For the implementation of these programmatic goals, learning from and using experiences from the state level is particularly important. Thus in Brandenburg, Saxony, and Thuringia in 2014, the Left Party was concerned not only with the concrete particular demands and their financial underpinnings, but also with the regional and transgenerational design of democratically inclusive societies, which are to avoid excluding anyone from social, democratic, or political participation. These goals are to be fleshed out for particular regions and concrete policy areas, taking into account the accelerating demographic changes of an aging society. At issue is the right to equivalent conditions of life for all in each region of these states, with the goal to secure an infrastructure that permits transport, hospitals, and physicians’ offices close to the citizens, as well as mobile facilities, schools in all localities, free child care centers, and free lunches regardless of income. Some of these demands can be seen in the exploratory talks in Thuringia around the formation of a “red-red-green” government in that state. In light of these results, it would be desirable if the Left Party could, 25 years after the fall of the Wall, make Bodo Ramelow the first Left Party premiere of a state.
But we will have to see whether this can really bring about a policy shift that will make a recognizable difference in Thuringia, compared with other state governments.5
1 Left Party, “Programme of the DIE LINKE Party”
2. Left Party.
3. For more on the position and development of the Left Party between the 2009 and 2013 elections, see the author’s “An Inside Look at ‘DIE LINKE’“ (October 2012).

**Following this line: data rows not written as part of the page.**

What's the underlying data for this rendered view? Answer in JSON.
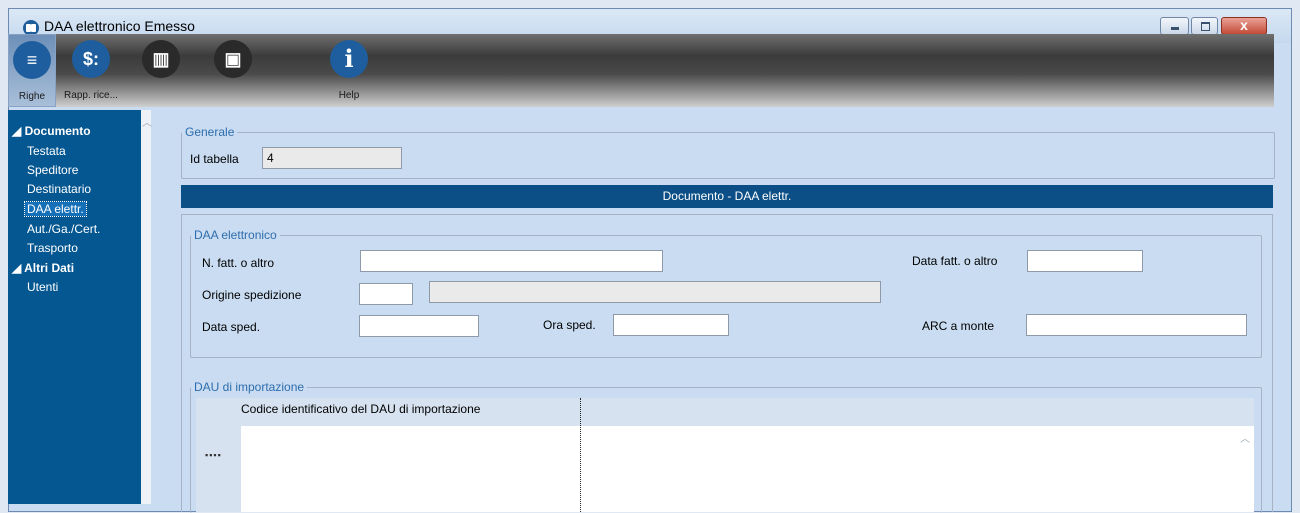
{
  "window": {
    "title": "DAA elettronico Emesso",
    "close_glyph": "x"
  },
  "toolbar": [
    {
      "label": "Righe",
      "icon": "list-icon",
      "glyph": "≡",
      "active": true
    },
    {
      "label": "Rapp. rice...",
      "icon": "dollar-icon",
      "glyph": "$:"
    },
    {
      "label": "",
      "icon": "book-icon",
      "glyph": "▥"
    },
    {
      "label": "",
      "icon": "window-close-icon",
      "glyph": "▣"
    },
    {
      "label": "Help",
      "icon": "info-icon",
      "glyph": "i"
    }
  ],
  "sidebar": {
    "groups": [
      {
        "label": "Documento",
        "children": [
          "Testata",
          "Speditore",
          "Destinatario",
          "DAA elettr.",
          "Aut./Ga./Cert.",
          "Trasporto"
        ]
      },
      {
        "label": "Altri Dati",
        "children": [
          "Utenti"
        ]
      }
    ],
    "selected": "DAA elettr."
  },
  "generale": {
    "legend": "Generale",
    "id_label": "Id tabella",
    "id_value": "4"
  },
  "banner": "Documento - DAA elettr.",
  "daa": {
    "legend": "DAA elettronico",
    "n_fatt_label": "N. fatt. o altro",
    "n_fatt_value": "",
    "data_fatt_label": "Data fatt. o altro",
    "data_fatt_value": "",
    "origine_label": "Origine spedizione",
    "origine_code": "",
    "origine_desc": "",
    "data_sped_label": "Data sped.",
    "data_sped_value": "",
    "ora_sped_label": "Ora sped.",
    "ora_sped_value": "",
    "arc_label": "ARC a monte",
    "arc_value": ""
  },
  "dau": {
    "legend": "DAU di importazione",
    "column": "Codice identificativo del DAU di importazione"
  },
  "colors": {
    "sidebar": "#055792",
    "banner": "#0b4f86",
    "legend": "#2e6dad"
  }
}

4. “DIE LINKE: Motor für eine soziale und ökologische Gerechtigkeitswende [The Left Party: The Engine of the Turn toward Social and Ecological Justice],” Position paper of August 25, 2014 (German only), (accessed 8/26/14).

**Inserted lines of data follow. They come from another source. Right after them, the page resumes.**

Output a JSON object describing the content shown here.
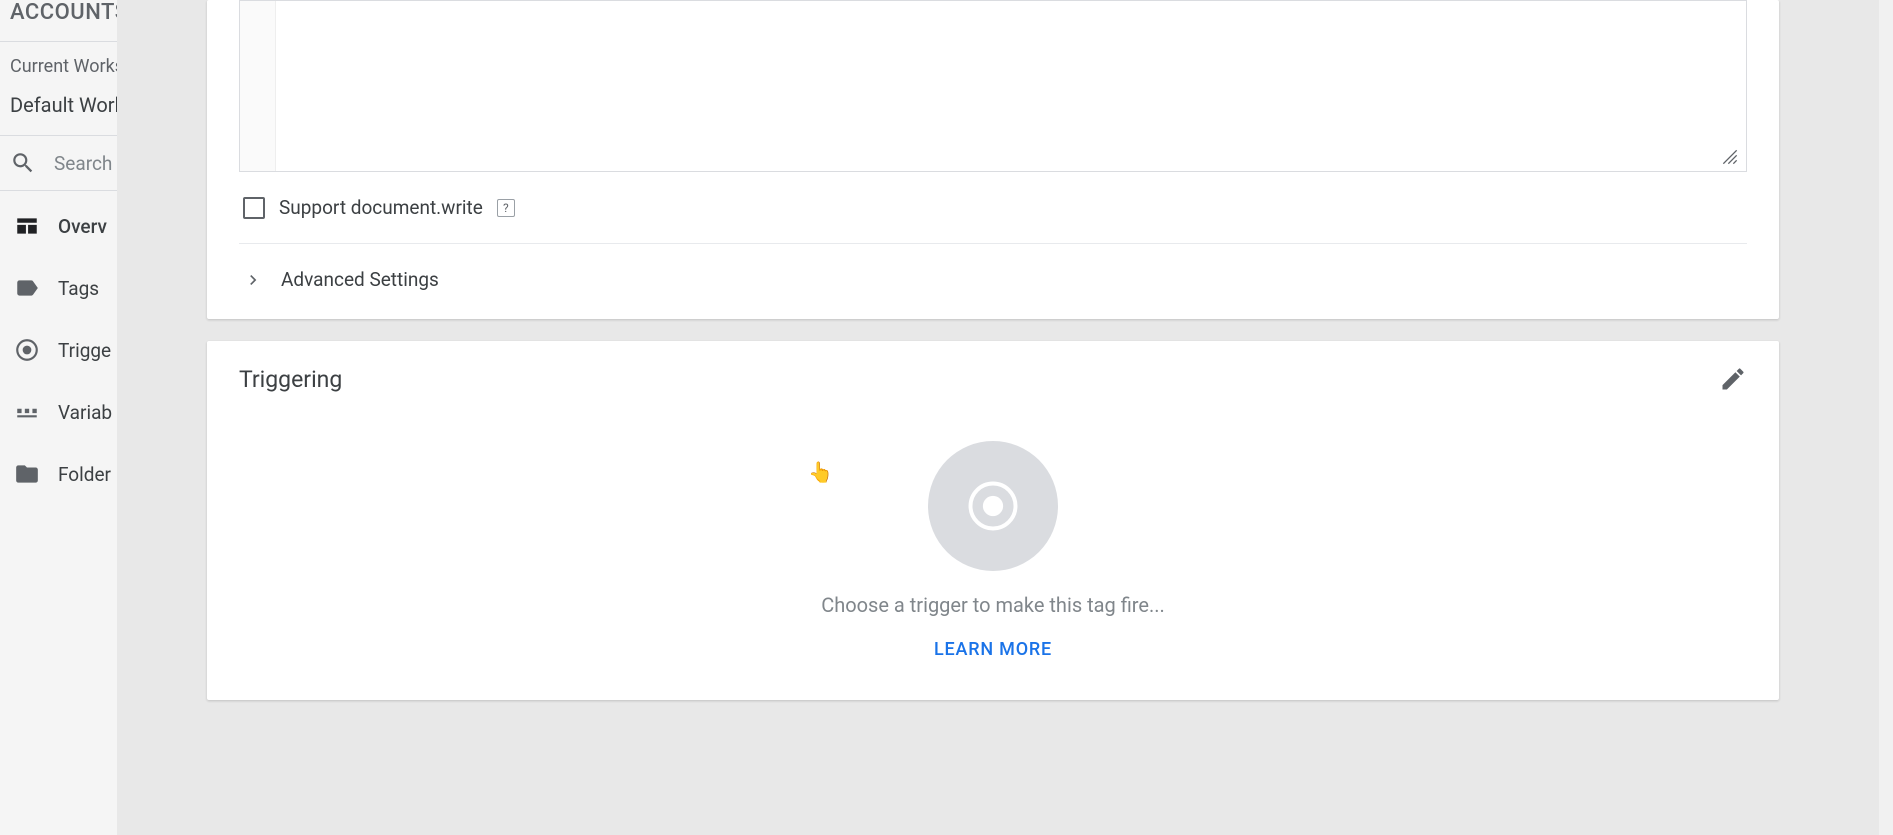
{
  "sidebar": {
    "accounts_label": "ACCOUNTS",
    "current_workspace_label": "Current Worksp",
    "workspace_name": "Default Works",
    "search_placeholder": "Search",
    "nav": {
      "overview": "Overv",
      "tags": "Tags",
      "triggers": "Trigge",
      "variables": "Variab",
      "folders": "Folder"
    }
  },
  "config": {
    "support_doc_write": "Support document.write",
    "help_symbol": "?",
    "advanced_settings": "Advanced Settings"
  },
  "trigger": {
    "title": "Triggering",
    "choose_text": "Choose a trigger to make this tag fire...",
    "learn_more": "LEARN MORE"
  }
}
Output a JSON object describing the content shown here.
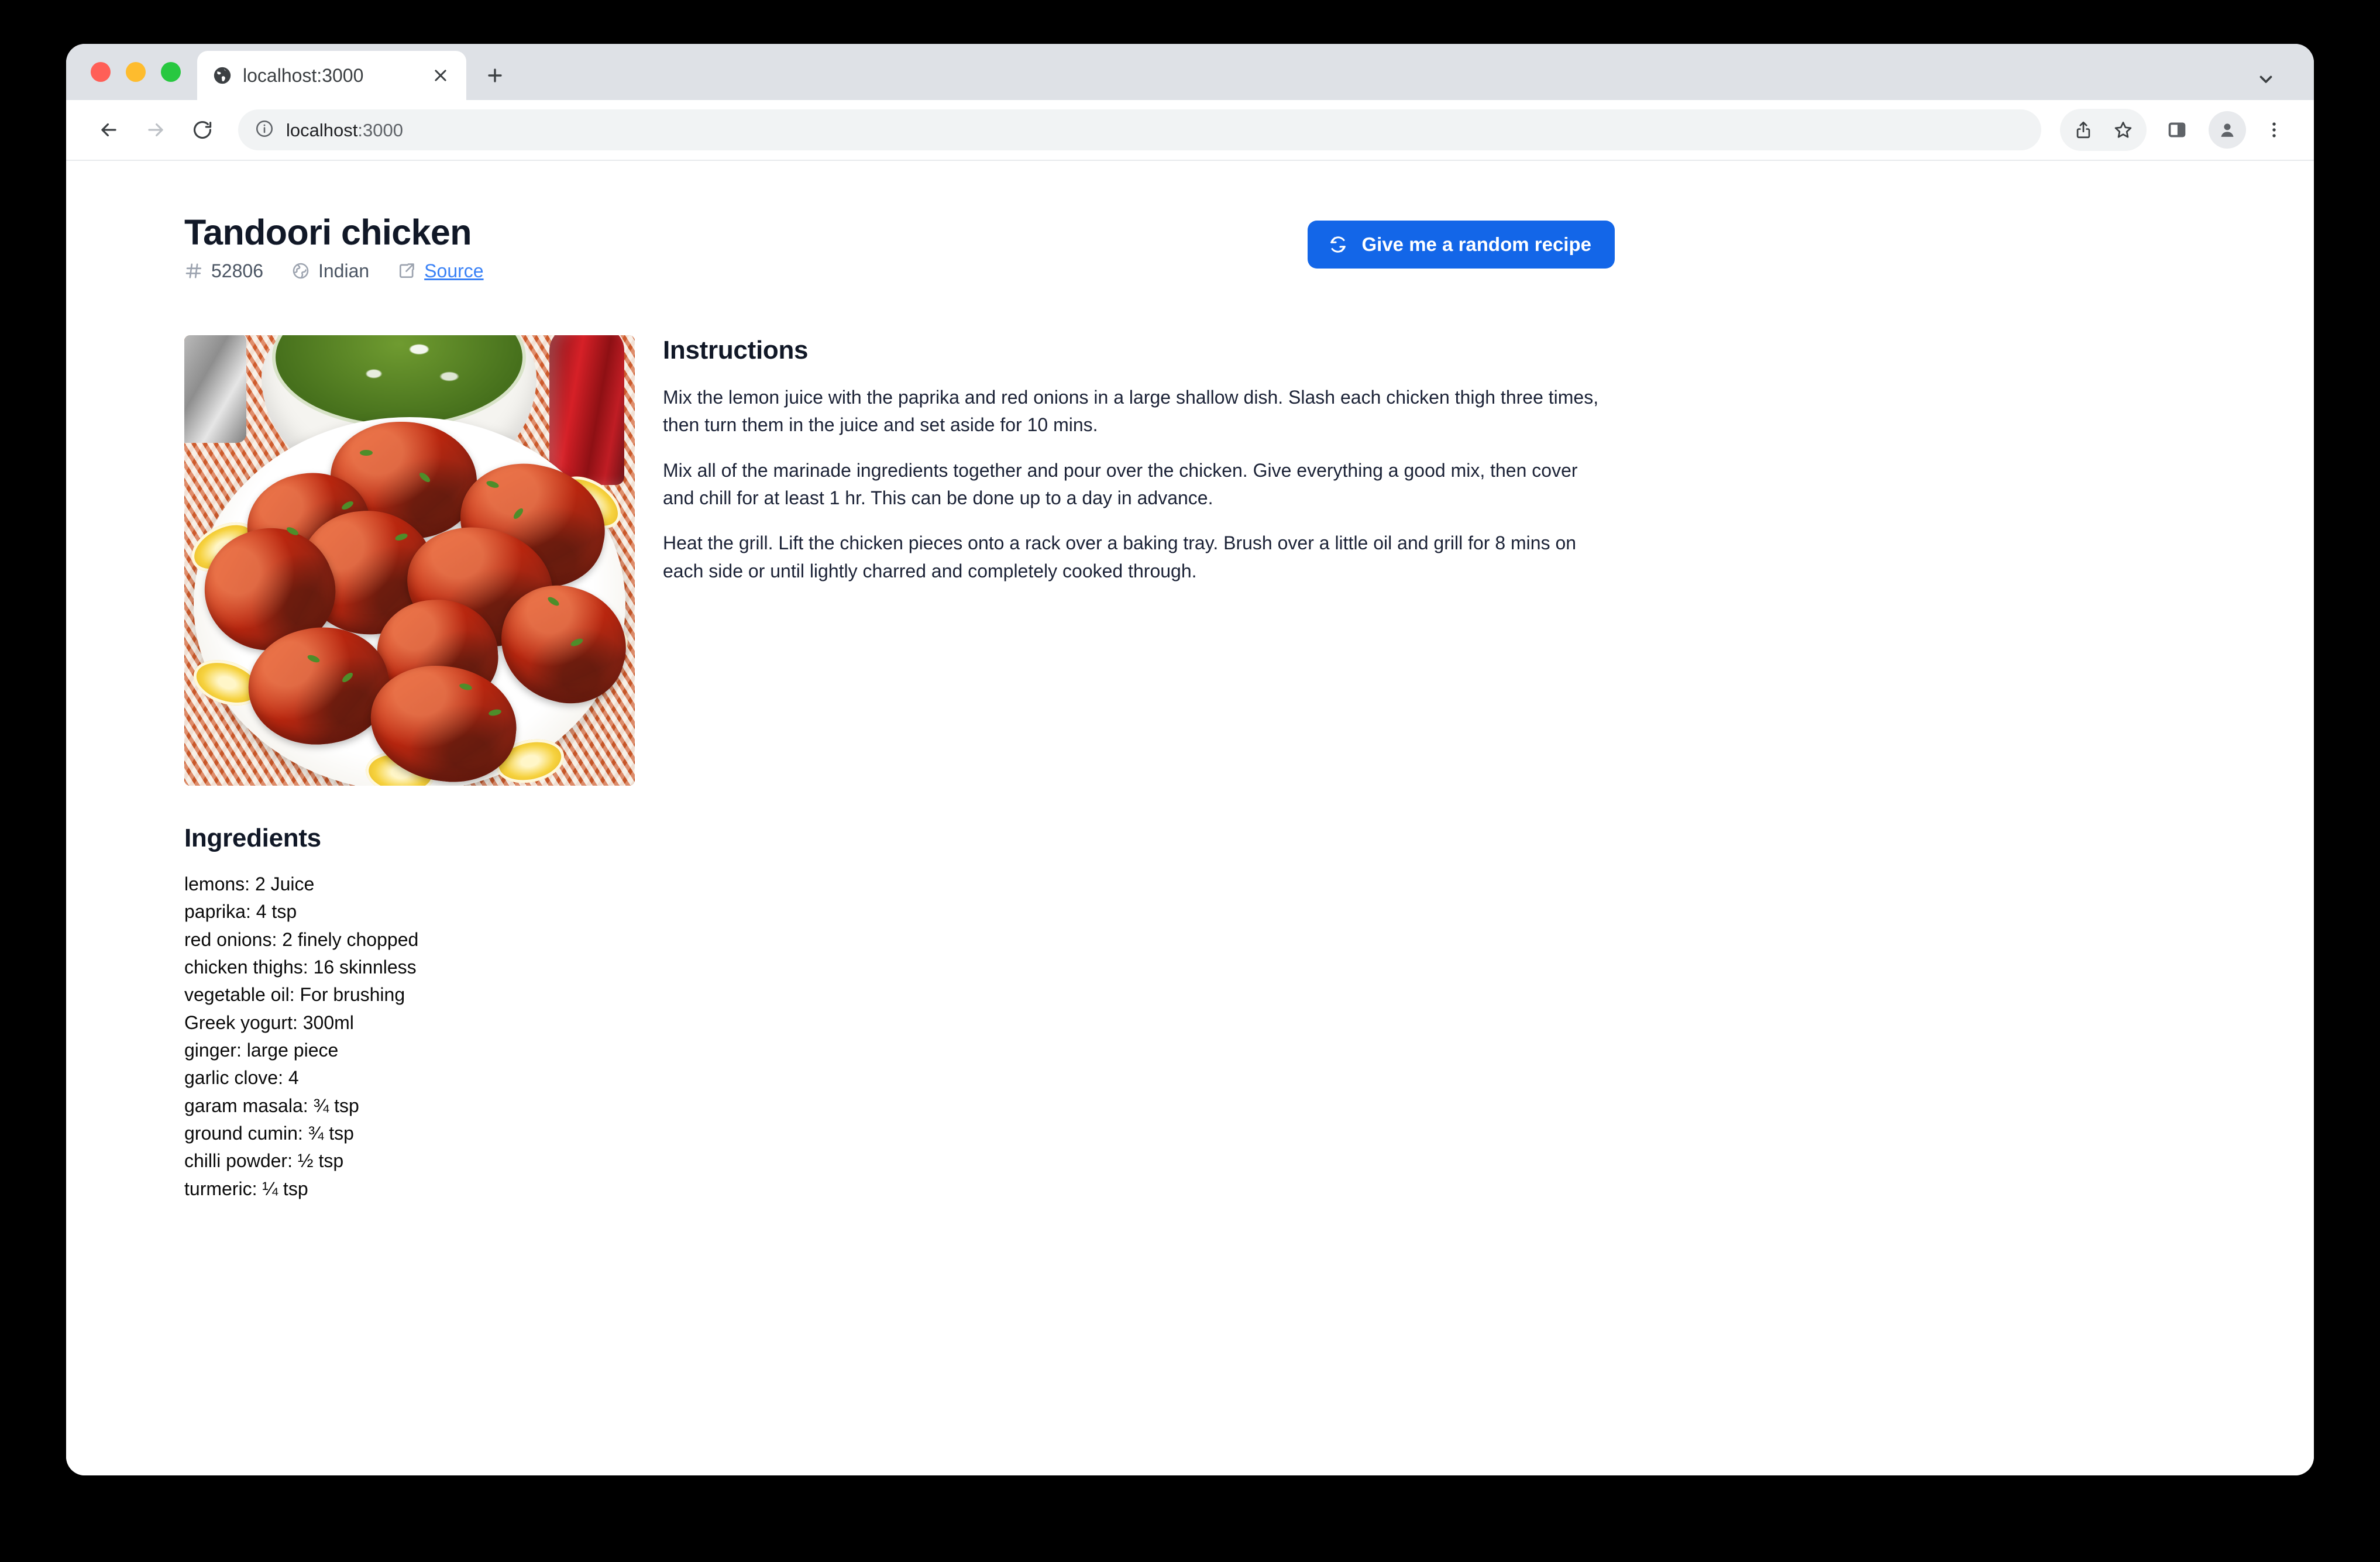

5. For electoral political analysis of the left at the European level, see Hildebrandt and Daiber, eds., “The Left in Europe: Political Parties and Party Alliances between Norway and Turkey”(2009); and Daiber, Hildebrandt, and Striethorst, eds., “From Revolution to Coalition: Radical Left Parties in Europe” (2011).